- more interesting, because you won’t get stuck discussing the same topics all over again
- more people, because you will be reaching out to a much larger community of people with your content.
Here are 10 writing hacks that will help you create awesome content if your audience is diverse.
Develop these blogging habits
1. Re-Estimate Your Audience
As you create more and more content for your audience, you should be able to have a clear picture about the way their minds work, as well as their likes and dislikes. Apart from using analytics data to get to know your audience better, you can also have them fill out polls and surveys, which should provide you with more information about them and how segmented they are.
2. Identify the Conjunctions
Once you know how segmented your audience is, you should be able to figure out what they have in common and which of their interests are overlapping. This is where the core of your content creation lies. Focus on those things which your diverse audience has in common, and make them the center of your content creation efforts.
3. Avoid Speaking to One Group
Since you will be addressing different groups of people, you need to realize that your content creation efforts will be a balancing act. You cannot speak to just one group because you risk completely alienating the other. Also, you should also always address them in the second person. Why? Because, that way, they will feel as if you are addressing them directly, and also because it allows everyone to identify with something you have shared in your posts.
4. Use Proper/Universal Language
According to Mick Tailor, who is an expert content writer, while some jargon or colloquialisms do make for an interesting read, if you are trying to reach a diverse audience, it would be better to avoid them, since not everyone will find then clear enough. Of course, you should write in English, but keep it on a level which can be understood by everyone, using words and structures which aren’t specific to any area or country.
5. Focus on Interests and Value Rather than Demographics
Creating quality content based on demographics makes sense if your audience is pretty homogenous, which is usually the case. But, since you are targeting a diverse group of people here, their skin color, income, or location doesn’t matter. Because you are addressing a diverse group, its members are bound to be different anyways. What you should focus on are their interests, which can be identical, regardless of their difference.
6. Keep It Simple
Writing short paragraphs and sentences which are short and easy to read is crucial because you don’t want to exclude any members of your audience. Make sure that your ideas and thoughts are communicated in a language that is universal and approachable. Also, simpler content is easier for scanning, which is what a lot of people are doing these days before they decide to read a particular text or not. You don’t want to turn them away from the get-go.
7. Keep Balance between the Universal & the Specific
That being said, you should also be able to walk a fine line between making your content general enough, while also providing some specific information. Your universal content can help you cast a wider net, but if you are constantly addressing your audience at that level, it’s going to become boring and generic fast. More specific content is very useful, but your audience might not have the patience to read it in case you venture too deep into the matter. The key is to find the right measure.
8. Be Cautious with Humor and Offensive Language
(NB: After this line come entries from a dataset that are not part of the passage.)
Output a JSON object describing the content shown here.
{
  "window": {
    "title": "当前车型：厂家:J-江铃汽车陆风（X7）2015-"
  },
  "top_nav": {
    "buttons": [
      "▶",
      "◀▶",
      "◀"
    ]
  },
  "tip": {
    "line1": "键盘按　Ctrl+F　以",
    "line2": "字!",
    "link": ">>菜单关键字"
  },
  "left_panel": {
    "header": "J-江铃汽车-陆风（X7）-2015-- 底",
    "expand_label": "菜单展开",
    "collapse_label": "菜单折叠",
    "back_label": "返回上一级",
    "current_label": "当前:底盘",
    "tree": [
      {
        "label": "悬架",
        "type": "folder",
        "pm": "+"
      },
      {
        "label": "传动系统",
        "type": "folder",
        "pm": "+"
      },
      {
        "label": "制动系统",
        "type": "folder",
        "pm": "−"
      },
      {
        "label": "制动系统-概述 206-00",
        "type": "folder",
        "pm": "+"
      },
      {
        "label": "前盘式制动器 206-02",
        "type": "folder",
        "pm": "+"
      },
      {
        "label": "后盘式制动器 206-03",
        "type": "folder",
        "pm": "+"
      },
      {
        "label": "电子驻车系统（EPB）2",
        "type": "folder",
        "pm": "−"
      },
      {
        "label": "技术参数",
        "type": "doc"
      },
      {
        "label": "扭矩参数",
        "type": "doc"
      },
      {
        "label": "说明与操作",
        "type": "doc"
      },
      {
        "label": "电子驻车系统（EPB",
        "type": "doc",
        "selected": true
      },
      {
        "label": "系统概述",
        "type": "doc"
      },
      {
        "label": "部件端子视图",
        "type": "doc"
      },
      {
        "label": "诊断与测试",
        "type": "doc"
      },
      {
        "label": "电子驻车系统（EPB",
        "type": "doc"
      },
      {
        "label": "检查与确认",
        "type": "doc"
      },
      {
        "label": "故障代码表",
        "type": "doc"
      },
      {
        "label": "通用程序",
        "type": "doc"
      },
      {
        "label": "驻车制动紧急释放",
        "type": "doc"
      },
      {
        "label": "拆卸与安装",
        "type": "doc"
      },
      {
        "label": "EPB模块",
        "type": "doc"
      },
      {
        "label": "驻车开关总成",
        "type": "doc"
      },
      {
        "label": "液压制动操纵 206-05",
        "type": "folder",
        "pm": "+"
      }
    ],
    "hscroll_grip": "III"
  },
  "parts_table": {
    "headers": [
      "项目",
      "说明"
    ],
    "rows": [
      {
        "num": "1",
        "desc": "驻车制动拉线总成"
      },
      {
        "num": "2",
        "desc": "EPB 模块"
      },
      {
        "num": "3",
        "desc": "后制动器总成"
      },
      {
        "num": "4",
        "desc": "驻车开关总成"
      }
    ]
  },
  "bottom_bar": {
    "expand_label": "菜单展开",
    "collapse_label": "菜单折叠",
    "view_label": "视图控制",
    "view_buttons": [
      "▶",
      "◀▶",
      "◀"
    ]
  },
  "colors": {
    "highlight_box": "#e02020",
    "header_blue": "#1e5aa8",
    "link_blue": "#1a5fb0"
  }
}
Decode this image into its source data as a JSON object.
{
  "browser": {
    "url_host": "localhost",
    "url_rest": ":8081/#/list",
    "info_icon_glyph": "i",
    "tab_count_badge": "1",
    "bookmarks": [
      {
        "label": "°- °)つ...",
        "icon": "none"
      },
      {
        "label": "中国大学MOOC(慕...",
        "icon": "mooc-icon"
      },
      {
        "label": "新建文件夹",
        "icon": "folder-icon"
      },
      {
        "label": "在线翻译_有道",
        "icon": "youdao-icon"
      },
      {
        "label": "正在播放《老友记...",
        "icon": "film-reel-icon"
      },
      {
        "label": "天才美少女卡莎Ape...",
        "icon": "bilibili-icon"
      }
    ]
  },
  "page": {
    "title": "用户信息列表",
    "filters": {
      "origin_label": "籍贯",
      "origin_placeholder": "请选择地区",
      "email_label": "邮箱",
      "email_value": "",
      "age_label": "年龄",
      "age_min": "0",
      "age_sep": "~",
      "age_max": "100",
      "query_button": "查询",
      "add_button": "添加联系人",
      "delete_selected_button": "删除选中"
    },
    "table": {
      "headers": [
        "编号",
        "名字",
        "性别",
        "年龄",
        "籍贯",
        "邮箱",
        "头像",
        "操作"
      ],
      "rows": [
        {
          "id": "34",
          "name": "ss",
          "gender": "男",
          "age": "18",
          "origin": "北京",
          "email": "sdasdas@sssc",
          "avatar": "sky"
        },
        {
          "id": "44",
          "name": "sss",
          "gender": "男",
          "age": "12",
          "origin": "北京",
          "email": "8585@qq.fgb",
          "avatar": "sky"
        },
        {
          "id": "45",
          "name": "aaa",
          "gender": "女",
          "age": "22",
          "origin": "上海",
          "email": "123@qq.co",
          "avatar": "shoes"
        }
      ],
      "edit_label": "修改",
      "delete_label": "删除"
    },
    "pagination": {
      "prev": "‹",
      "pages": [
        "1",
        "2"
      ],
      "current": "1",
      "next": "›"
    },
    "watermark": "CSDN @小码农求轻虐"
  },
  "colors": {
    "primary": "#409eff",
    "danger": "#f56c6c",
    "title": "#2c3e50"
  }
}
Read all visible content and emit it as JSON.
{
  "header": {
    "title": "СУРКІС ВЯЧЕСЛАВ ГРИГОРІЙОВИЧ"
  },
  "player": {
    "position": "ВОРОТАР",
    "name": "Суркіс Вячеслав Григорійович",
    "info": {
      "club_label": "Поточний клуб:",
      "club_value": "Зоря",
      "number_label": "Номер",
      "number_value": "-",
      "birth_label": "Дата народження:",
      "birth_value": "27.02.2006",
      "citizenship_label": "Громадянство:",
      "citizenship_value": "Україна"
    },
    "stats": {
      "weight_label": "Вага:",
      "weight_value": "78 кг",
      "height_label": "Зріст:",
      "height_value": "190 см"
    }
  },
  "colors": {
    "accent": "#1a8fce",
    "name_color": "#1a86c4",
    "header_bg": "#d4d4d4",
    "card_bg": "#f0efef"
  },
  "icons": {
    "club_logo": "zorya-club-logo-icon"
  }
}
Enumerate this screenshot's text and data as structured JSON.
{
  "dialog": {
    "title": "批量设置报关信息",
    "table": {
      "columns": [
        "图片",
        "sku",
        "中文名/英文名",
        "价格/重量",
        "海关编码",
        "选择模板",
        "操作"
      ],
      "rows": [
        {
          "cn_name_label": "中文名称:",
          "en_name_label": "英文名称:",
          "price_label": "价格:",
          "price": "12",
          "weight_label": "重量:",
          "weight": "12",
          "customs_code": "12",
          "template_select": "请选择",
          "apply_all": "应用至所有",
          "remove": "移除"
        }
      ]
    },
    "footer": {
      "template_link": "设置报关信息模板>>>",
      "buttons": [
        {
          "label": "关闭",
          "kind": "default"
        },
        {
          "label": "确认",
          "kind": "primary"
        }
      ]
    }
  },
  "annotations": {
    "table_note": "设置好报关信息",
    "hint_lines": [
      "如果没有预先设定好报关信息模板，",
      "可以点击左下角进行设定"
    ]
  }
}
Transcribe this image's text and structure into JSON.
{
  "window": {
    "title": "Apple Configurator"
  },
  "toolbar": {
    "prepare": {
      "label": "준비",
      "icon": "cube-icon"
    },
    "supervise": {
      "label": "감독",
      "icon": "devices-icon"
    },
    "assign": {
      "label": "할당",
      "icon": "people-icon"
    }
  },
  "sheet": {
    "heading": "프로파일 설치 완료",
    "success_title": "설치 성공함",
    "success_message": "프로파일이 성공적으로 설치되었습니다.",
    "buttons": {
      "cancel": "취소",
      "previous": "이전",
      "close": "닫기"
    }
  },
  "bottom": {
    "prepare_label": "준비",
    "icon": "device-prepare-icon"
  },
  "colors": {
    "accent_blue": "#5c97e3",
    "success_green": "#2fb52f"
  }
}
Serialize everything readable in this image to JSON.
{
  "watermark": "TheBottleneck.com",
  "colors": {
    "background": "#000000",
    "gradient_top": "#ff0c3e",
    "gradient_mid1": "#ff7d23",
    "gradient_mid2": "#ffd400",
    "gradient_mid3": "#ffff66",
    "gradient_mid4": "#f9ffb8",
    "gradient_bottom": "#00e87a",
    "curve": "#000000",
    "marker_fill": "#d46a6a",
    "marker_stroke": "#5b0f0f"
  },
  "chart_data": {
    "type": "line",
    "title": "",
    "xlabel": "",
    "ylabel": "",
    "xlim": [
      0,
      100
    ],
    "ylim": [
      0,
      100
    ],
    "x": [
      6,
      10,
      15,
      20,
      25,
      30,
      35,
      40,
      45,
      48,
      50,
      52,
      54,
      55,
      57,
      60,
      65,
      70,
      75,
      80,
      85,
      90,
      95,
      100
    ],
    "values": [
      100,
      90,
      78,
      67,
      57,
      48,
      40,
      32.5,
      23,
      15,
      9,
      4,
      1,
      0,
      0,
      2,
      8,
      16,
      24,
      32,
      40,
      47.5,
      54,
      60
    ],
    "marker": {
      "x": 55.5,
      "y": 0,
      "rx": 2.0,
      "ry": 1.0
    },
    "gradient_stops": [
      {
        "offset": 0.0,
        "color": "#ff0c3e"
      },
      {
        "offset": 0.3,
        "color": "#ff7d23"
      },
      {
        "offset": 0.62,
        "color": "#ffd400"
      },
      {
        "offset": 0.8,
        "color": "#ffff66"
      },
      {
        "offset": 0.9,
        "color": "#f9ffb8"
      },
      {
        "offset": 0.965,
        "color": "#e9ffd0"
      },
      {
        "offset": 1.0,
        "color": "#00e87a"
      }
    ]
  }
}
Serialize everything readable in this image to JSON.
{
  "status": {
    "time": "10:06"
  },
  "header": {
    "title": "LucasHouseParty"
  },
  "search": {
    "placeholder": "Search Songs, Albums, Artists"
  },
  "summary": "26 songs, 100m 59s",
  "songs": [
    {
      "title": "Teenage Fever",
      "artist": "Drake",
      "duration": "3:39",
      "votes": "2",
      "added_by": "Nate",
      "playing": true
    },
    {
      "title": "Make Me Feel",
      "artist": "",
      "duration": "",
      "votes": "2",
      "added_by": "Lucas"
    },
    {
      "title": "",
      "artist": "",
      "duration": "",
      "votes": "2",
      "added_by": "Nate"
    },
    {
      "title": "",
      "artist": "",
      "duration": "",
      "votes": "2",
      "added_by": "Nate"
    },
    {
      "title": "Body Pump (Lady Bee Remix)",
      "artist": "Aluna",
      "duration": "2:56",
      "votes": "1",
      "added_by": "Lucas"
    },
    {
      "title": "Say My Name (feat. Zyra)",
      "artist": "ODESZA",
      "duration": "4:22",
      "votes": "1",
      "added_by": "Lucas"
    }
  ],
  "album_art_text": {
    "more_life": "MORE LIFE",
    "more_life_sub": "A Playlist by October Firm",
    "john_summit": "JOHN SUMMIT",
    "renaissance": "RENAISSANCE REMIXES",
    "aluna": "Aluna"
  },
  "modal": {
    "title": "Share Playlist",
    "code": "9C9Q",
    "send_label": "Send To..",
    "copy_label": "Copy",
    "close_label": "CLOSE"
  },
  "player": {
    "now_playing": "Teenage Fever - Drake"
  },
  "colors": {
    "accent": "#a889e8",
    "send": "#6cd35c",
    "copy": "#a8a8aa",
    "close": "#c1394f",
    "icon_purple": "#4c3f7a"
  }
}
Again, it boils down to the fact that your audience is pretty diverse. While a little humor can go a long way, when you are trying to address a multicultural crowd, not everyone will understand it in the way you have intended it. Some might find it offensive, crass, or too harsh. For example, some cultures might not take to sarcasm too well, so keep stuff like that in mind.
9. Leave out Your Doubts
If you are not sure about a particular idea or piece of advice you want to include in your article, it would be best to leave it out entirely. Instead of giving it a shot, rely on the data you have gathered about your audience, and use that as a guideline. If you don’t have enough data to go on, you might want to try out a different idea.
10. Be Fair and Move with Your Message
One of the first things your audience members will notice about your content is how genuine it is. If you stand behind your words 100%, they will be able to recognize that, and they will be able to convey your message. There is no substitute for being genuine.
The Final Word
Addressing a diverse audience is never easy. It takes time, skills, and some thoughtful planning. But, the rewards are amazing, so don’t be afraid to go for it. Start creating content for a diverse audience today!
You might also like “Great Tips for Writing More Efficiently“
This post was written by Sophia Anderson, a blogger and a professional content writer who is keen on exploring new trends in content marketing and trying them out in practice. She believes in the driving force of positive attitude and personal development. Feel free to get in touch on Twitter.